Strategy Analytics predicted that in Q4 2017 that smart speakers would reach 12 million units world wide and so 24 million for all of 2017.
Google unveiled their voice controlled Assistant in May 2016 which is an upgrade of Google Now and they have built upon the “OK Google” voice controls but how much can these voice activated devices really help us?
Some of us take our health for granted. One day I woke up and had blurry vision out of my good eye. I could not see my screen very well to read or do work, but luckily this was just temporary. However, RNIB states that in the UK, there are over 2 million people living with sight loss. This number is expected to rise to nearly 4 million by 2050.
But what is being done in terms of voice search to help these people access the internet?
I thought voice search would open up the world of the internet to more people who due to a disability or visual impairness could not use it. I thought older family members who have a hard time seeing clearly could use Voice Search. But who is using it?
Who is Using Voice Search?
I don’t have the stats for the UK, but in the US, figures on TechCrunch from eMarketer.com show that the younger demographic, between 25 and 34 are using voice enabled digital assistants the most. They make up 26.3% of the users. In February last year, Amazon said that the sale of its Echo were up 9 times compared to the season before. However, these figures do not go into detail if these people are visually impaired or if they have hand mobility issues.

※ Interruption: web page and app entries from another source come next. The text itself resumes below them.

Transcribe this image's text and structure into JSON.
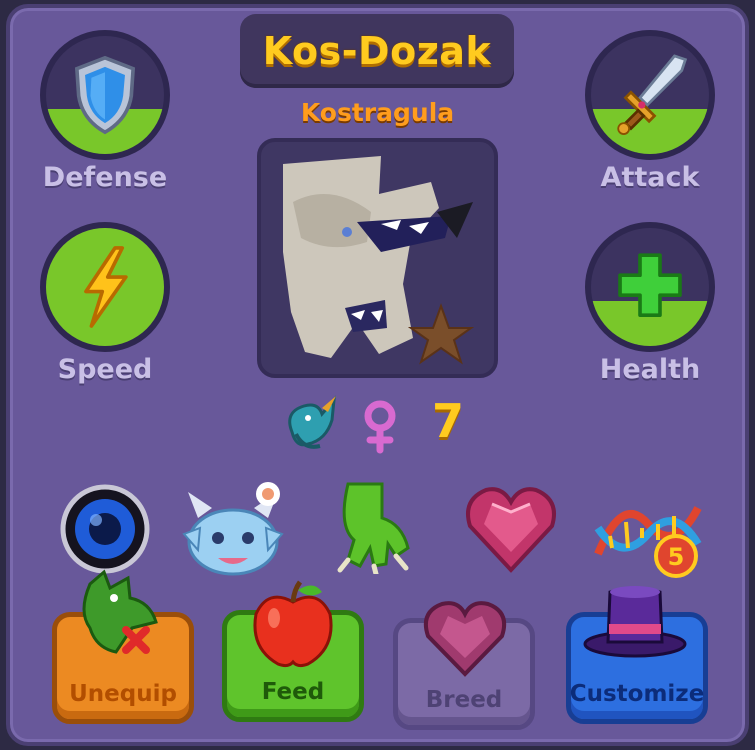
{
  "title": "Kos-Dozak",
  "species": "Kostragula",
  "level": "7",
  "stats": {
    "defense": {
      "label": "Defense",
      "fill": 0.38
    },
    "attack": {
      "label": "Attack",
      "fill": 0.38
    },
    "speed": {
      "label": "Speed",
      "fill": 1.0
    },
    "health": {
      "label": "Health",
      "fill": 0.38
    }
  },
  "gene_badge": "5",
  "buttons": {
    "unequip": "Unequip",
    "feed": "Feed",
    "breed": "Breed",
    "customize": "Customize"
  },
  "colors": {
    "panel": "#68589a",
    "stat_fill": "#79c72a",
    "title": "#ffcb1f",
    "subtitle": "#ff9d1d"
  }
}
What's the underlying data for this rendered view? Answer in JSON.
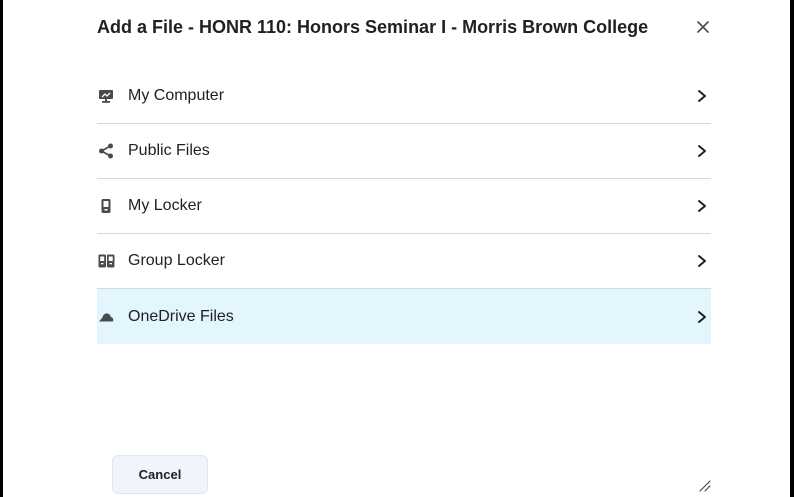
{
  "dialog": {
    "title": "Add a File - HONR 110: Honors Seminar I - Morris Brown College",
    "close_icon": "close-icon"
  },
  "options": [
    {
      "label": "My Computer",
      "icon": "monitor-icon",
      "selected": false
    },
    {
      "label": "Public Files",
      "icon": "share-icon",
      "selected": false
    },
    {
      "label": "My Locker",
      "icon": "locker-icon",
      "selected": false
    },
    {
      "label": "Group Locker",
      "icon": "group-locker-icon",
      "selected": false
    },
    {
      "label": "OneDrive Files",
      "icon": "cloud-icon",
      "selected": true
    }
  ],
  "footer": {
    "cancel_label": "Cancel"
  },
  "colors": {
    "selected_row_bg": "#e3f5fd",
    "divider": "#d3d9e3",
    "text": "#202122"
  }
}
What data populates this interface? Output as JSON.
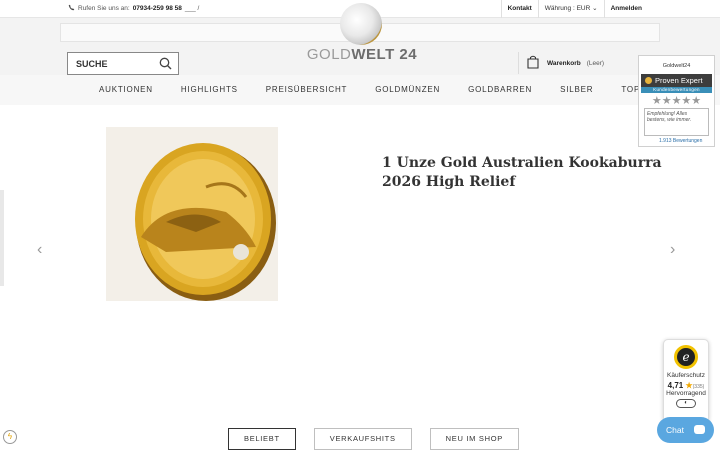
{
  "topbar": {
    "phone_prefix": "Rufen Sie uns an:",
    "phone_number": "07934-259 98 58",
    "phone_suffix": "___ /",
    "kontakt": "Kontakt",
    "currency": "Währung : EUR",
    "login": "Anmelden"
  },
  "search": {
    "placeholder": "SUCHE"
  },
  "logo": {
    "text_light": "GOLD",
    "text_dark": "WELT 24"
  },
  "cart": {
    "label": "Warenkorb",
    "status": "(Leer)"
  },
  "nav": {
    "items": [
      "AUKTIONEN",
      "HIGHLIGHTS",
      "PREISÜBERSICHT",
      "GOLDMÜNZEN",
      "GOLDBARREN",
      "SILBER",
      "TOP-SPARPLÄNE"
    ]
  },
  "product": {
    "title": "1 Unze Gold Australien Kookaburra 2026 High Relief",
    "image_icon": "gold-coin-image"
  },
  "tabs": [
    {
      "label": "BELIEBT",
      "active": true
    },
    {
      "label": "VERKAUFSHITS",
      "active": false
    },
    {
      "label": "NEU IM SHOP",
      "active": false
    }
  ],
  "proven_expert": {
    "brand": "Goldwelt24",
    "name": "Proven Expert",
    "subtitle": "Kundenbewertungen",
    "stars": "★★★★★",
    "quote": "Empfehlung! Alles bestens, wie immer.",
    "count": "1.913 Bewertungen"
  },
  "trusted_shops": {
    "label": "Käuferschutz",
    "rating": "4,71",
    "reviews": "(335)",
    "verdict": "Hervorragend"
  },
  "chat": {
    "label": "Chat"
  },
  "colors": {
    "accent_blue": "#5aa7e0",
    "gold": "#c9a23a"
  }
}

Hand curated by Lifekludger – read full article at Source: Can Google Assistant and Voice Search Really Help Those Who Need it the Most ? – State of Digital